§ YOUR GOAL:
Your answer should be every line with the word "icon", copied from the data below.

== Segment start ==

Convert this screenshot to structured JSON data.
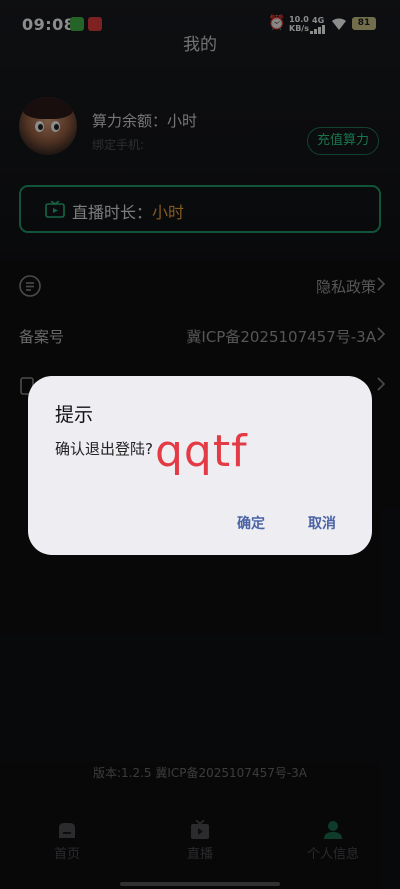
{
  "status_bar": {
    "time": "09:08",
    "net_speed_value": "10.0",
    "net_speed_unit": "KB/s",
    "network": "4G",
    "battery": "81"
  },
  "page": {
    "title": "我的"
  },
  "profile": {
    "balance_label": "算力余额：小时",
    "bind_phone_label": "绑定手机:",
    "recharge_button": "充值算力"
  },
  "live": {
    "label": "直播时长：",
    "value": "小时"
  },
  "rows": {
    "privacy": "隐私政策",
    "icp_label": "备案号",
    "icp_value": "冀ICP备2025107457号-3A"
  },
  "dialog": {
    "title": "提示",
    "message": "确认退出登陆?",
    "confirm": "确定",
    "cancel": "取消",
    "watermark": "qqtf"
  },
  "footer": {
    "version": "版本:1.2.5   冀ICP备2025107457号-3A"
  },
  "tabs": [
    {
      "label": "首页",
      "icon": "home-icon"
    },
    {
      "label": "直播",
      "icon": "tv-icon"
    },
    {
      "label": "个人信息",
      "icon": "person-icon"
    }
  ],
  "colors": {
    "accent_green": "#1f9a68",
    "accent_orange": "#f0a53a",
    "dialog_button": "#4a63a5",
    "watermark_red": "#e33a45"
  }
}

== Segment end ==

§ THE ANSWER:
      "icon": "home-icon"
      "icon": "tv-icon"
      "icon": "person-icon"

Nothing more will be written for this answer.